But You Could Laugh at Our Hopelessness
After Andrew Kent-Marvick’s Sky Solidified
A hard division splits two panes to the right of center. Graffiti climbs from its
concrete and inhabits us at the underpass. Clouds consume our excesses, bear the
grease of machines long-since retired. We are cloistered in the perfect place to make
things that matter to almost no one. Taught to crouch under our desks when
the sirens sounded and not much else, the open spaces slow us down, interrupt our
languages with wind and dust. We court fear like a darker world might bolster this
by comparison. The gold-trimmed failure is a crown and those around us care too
much to even let us down easy—it’s not a metaphor that Cato’s daughter swallowed
fire.1 Brows furrow at the edge of questions and daylight’s running down. A lone fox-
glove spills pink against the backdrop of a tincture-blue sky dulled by the threat of
storm. More and more we veer toward silence in the hours that are actually ours.
1 Words borrowed from Shakespeare’s Julius Caesar, Act 2, Scene 1/Act 3, Scene 3.

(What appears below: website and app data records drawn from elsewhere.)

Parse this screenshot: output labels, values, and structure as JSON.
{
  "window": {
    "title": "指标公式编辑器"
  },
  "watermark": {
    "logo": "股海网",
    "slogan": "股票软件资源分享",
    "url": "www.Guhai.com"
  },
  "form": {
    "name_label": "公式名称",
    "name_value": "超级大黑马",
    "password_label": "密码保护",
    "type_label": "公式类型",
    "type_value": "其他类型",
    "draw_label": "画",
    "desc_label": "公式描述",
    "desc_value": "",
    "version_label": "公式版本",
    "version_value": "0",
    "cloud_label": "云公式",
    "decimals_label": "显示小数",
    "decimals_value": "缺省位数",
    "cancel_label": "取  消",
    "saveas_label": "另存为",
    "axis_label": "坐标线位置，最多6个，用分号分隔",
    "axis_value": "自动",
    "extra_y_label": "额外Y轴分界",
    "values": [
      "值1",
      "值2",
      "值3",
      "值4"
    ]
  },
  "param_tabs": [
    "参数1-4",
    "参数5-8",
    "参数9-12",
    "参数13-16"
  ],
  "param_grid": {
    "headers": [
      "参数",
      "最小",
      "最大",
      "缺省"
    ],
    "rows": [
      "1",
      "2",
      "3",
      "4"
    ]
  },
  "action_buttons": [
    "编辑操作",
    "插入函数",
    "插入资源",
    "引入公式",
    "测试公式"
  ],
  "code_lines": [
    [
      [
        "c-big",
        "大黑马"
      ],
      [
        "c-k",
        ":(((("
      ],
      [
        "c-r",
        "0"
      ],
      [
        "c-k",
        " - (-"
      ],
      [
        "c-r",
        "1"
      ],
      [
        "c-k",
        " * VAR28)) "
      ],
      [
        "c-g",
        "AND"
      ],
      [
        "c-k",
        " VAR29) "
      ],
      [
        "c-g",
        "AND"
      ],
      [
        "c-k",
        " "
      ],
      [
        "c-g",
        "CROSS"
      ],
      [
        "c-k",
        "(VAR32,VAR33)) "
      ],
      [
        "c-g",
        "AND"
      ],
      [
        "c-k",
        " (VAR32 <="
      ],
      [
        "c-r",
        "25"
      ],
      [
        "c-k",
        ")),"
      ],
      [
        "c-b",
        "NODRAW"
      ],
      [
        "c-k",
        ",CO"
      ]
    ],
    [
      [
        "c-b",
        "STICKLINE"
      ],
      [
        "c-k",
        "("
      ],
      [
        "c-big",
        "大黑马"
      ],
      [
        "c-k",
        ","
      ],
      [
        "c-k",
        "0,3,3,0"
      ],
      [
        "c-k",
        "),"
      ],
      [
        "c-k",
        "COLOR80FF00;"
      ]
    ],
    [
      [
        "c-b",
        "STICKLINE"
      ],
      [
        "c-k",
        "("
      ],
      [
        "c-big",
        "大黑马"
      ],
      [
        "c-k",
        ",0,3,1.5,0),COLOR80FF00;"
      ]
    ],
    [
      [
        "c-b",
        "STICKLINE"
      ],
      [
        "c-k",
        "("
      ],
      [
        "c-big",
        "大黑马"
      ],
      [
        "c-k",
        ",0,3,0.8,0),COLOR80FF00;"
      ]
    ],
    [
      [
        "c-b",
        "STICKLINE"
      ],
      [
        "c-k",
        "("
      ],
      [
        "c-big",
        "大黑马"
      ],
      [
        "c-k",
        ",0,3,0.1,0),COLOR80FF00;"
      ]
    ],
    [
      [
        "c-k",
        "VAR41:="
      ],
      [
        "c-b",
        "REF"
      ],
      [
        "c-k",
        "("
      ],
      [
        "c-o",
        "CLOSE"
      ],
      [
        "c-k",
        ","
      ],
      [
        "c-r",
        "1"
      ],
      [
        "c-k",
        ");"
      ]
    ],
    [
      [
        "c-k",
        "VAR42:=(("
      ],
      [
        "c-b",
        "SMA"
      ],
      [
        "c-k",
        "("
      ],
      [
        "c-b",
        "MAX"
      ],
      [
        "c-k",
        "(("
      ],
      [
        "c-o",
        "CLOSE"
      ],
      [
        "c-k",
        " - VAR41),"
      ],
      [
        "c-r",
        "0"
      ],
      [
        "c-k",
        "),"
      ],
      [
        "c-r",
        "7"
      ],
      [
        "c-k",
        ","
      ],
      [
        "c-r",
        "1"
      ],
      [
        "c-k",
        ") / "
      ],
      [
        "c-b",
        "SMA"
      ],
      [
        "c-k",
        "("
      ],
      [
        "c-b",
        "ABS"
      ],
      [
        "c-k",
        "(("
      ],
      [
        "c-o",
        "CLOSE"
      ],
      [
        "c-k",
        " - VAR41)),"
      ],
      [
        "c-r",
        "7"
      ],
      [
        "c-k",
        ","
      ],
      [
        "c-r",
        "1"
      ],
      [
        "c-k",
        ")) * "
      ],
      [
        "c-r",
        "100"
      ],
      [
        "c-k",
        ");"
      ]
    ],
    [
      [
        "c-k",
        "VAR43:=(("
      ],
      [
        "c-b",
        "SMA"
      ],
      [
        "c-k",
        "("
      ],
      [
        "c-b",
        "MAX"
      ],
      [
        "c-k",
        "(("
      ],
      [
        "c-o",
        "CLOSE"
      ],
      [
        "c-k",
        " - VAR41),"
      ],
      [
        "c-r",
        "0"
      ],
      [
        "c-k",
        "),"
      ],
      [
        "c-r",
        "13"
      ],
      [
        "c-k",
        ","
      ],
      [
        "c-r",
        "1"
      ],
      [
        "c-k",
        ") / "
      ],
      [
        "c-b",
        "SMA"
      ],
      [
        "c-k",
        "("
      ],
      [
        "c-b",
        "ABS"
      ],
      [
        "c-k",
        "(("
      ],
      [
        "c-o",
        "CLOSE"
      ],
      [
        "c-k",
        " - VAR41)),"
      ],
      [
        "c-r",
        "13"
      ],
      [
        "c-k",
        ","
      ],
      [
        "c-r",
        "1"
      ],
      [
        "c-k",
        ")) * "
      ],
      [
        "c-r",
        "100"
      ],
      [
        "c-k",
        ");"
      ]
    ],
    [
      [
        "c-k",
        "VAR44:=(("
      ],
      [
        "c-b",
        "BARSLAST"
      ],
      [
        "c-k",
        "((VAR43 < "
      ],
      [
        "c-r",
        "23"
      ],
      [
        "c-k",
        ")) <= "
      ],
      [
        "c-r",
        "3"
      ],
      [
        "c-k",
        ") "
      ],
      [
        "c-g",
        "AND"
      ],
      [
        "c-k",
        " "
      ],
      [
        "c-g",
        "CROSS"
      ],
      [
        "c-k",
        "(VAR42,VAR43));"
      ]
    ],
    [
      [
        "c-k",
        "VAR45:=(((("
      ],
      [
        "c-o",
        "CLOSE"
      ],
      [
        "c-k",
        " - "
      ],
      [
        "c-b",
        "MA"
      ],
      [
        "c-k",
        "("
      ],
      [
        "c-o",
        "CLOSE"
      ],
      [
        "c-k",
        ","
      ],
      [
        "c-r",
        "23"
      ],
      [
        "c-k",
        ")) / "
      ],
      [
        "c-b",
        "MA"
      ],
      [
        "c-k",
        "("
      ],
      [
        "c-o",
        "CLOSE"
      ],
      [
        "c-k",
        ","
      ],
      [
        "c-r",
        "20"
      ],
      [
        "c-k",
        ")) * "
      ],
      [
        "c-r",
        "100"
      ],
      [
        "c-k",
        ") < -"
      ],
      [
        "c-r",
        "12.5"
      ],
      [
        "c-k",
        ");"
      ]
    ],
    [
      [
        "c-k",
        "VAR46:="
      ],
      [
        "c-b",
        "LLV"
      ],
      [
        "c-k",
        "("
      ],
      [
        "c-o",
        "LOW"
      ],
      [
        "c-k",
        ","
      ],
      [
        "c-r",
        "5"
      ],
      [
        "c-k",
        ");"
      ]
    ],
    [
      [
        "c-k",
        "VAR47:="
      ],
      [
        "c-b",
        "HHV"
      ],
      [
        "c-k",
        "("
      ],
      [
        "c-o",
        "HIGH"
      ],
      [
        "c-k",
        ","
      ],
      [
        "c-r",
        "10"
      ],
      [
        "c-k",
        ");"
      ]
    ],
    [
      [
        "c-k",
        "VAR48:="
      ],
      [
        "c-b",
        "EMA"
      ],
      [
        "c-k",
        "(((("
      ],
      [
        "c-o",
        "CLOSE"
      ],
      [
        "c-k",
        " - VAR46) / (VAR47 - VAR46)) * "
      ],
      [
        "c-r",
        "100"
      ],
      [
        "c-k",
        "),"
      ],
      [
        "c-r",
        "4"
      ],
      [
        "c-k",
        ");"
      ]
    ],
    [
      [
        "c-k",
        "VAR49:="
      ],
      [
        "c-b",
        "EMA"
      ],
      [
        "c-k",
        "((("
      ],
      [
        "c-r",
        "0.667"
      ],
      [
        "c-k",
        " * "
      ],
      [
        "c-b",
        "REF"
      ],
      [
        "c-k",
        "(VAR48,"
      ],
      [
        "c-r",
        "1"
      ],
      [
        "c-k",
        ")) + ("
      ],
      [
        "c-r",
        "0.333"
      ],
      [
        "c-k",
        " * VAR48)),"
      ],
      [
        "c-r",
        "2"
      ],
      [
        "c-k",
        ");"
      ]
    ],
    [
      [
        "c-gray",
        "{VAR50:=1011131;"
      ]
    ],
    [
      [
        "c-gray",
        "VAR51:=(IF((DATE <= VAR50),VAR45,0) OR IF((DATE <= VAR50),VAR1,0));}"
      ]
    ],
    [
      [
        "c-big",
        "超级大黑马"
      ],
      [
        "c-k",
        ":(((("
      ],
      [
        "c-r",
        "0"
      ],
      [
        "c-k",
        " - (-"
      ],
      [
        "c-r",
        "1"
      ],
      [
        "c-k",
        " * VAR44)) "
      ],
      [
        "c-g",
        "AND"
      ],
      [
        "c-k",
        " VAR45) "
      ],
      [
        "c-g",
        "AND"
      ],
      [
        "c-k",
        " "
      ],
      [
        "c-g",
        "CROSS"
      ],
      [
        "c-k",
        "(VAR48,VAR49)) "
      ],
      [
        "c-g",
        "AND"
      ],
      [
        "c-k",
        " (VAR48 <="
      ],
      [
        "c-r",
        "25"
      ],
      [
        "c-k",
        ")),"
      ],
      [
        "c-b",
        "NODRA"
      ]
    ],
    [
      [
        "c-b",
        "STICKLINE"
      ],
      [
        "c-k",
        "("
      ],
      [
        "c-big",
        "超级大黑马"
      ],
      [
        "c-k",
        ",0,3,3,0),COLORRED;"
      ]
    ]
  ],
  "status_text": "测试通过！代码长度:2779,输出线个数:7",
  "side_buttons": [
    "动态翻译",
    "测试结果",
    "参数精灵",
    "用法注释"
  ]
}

Andrew Kent-Marvick is an art historian and abstract painter. He grew up in Los Angeles, with long stays in West Africa, England, France, Germany, Austria and Italy. He holds degrees from Harvard, UCLA, Columbia, and Florence’s Accademia Simi. He has been Southern Utah University’s professor of art history since 2005. He publishes on the transition from traditional to modern art in Europe and America. Until about 2000 his work reflected representational traditions; since then he has been working in a broad variety of abstract styles. To Kent-Marvick, painting is a language, and a natural and indispensable way of responding to life.
This work is part of a collaboration entitled Engine of Color / Motor of Form engineered by Art Works Gallery in Cedar City, Utah. It includes an exhibit (12/1/17–1/31/17) of the paintings and poetry, a small chapbook, broadsides, and educational outreach to Iron County schools. The identically named chapbook is available here.
Header and inset image, Sky Solidified, by Andrew Kent-Marvick.